One of the Holy Grails of computer science PhDs and marketing types is "components". Java earns rave reviews for making it easy to use components. Components are not our friends.
<vsync> that package is somewhat bizzarely implemented
<vsync> the way its classes are organized
<dieman> well. yeah. i would expect that.
<dieman> it was a c application.
<dieman> its not like you can sprinkle farie dust on it.
(#kuro5hin on slashnet)
It is assumed that once you take an ordinary software library and transform it into a "component", magical things will happen. You will be able to take your Word Processor Component and fit it to your Spell Checking Component, and they will just work.
In reality, of course, several things will need to happen. First, both components will need to have moderately similar paradigms for the information in question. For example, text editors use different and hotly contested methods for keeping track of line breaks. Second, the interface between the two components will need to be defined. This means APIs, and programmers actually reading them and writing code.
"Components" don't magically solve anything, and assuming they can just causes the creation of various predefined boxes to stuff your code in, which just makes your job harder and usually doesn't make the job of integrating the pieces together later any easier. Even if you have the complete source code, the original author almost certainly had somewhat different goals in mind than you, and the different pieces will connect in various disjointed ways, causing all sorts of trouble later.
Having almost convinced themselves that they had made software components a success, these same experts then looked at various fine American corporations and decided that everyone working together was a Bad Thing. So they fired a bunch of people and then hired companies to do the job these people had just been doing. (See the inspirational poster)
Don't get me wrong. I'm all for focusing on core business goals and things like that. But at some point organizations need to be self-sufficient, for several reasons:
When I left, Sun was outsourcing its entire IT department. This created such interesting situations as when I wasn't getting assigned an DHCP lease and walked over to one of the few "networking" guys around. He was able to pinpoint the problem, take me to the room full of cables, and show me exactly what was going on. But he wasn't allowed to even look at the servers because they had taken that portion of his job away. They had gone so far as to change the passwords on him. (Incidentally, it was a "known issue" that there were more IPs needed than were being given out, and the official solution was to sit and wait for someone else to unplug.)

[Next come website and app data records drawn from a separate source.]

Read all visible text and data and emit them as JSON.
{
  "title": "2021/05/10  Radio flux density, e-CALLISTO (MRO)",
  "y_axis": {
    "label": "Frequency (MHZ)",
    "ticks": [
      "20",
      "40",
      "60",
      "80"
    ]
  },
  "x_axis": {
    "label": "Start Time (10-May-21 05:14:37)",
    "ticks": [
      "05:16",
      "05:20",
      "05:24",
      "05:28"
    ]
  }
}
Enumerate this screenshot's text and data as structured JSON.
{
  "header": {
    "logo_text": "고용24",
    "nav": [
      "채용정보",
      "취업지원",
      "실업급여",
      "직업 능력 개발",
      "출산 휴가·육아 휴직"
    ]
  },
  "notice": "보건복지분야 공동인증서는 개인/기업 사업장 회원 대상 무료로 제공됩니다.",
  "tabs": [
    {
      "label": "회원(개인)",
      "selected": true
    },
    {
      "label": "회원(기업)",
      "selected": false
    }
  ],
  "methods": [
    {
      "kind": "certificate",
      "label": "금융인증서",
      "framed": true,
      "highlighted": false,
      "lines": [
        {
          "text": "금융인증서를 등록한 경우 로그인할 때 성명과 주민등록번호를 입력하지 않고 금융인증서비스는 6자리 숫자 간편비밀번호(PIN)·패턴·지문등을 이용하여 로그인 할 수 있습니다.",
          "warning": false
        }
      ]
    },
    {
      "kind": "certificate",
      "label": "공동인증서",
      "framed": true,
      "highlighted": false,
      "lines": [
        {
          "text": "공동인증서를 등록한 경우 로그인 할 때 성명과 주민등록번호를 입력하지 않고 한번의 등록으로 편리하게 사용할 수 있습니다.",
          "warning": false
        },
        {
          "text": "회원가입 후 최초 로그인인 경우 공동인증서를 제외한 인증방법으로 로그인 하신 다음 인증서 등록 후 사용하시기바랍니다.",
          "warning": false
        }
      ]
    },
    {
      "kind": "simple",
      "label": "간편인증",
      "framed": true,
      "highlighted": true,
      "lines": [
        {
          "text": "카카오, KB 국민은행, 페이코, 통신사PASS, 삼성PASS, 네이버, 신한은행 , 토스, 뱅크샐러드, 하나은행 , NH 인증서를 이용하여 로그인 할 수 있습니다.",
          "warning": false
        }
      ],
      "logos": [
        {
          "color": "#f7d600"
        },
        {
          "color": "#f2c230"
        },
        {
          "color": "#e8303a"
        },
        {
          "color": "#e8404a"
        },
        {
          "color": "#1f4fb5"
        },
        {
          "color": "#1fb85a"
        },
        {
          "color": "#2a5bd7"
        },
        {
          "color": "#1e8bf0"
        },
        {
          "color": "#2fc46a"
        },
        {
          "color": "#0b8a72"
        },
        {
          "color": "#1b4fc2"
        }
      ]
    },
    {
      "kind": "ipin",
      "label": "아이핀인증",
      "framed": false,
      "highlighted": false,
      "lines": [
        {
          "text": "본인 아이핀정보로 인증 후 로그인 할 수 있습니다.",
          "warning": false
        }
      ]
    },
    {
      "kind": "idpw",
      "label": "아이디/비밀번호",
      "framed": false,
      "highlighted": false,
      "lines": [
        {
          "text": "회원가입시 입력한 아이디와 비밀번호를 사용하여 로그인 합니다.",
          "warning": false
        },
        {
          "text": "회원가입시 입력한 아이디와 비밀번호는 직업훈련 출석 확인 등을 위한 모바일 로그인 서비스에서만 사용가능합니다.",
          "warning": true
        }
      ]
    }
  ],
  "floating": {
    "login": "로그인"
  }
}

Come on, executives. Let your own people do a little of the work themselves. Things will tend to work better and employee morale will be a lot higher.
Last modified: Sun Nov 12 04:44:23 PST 2000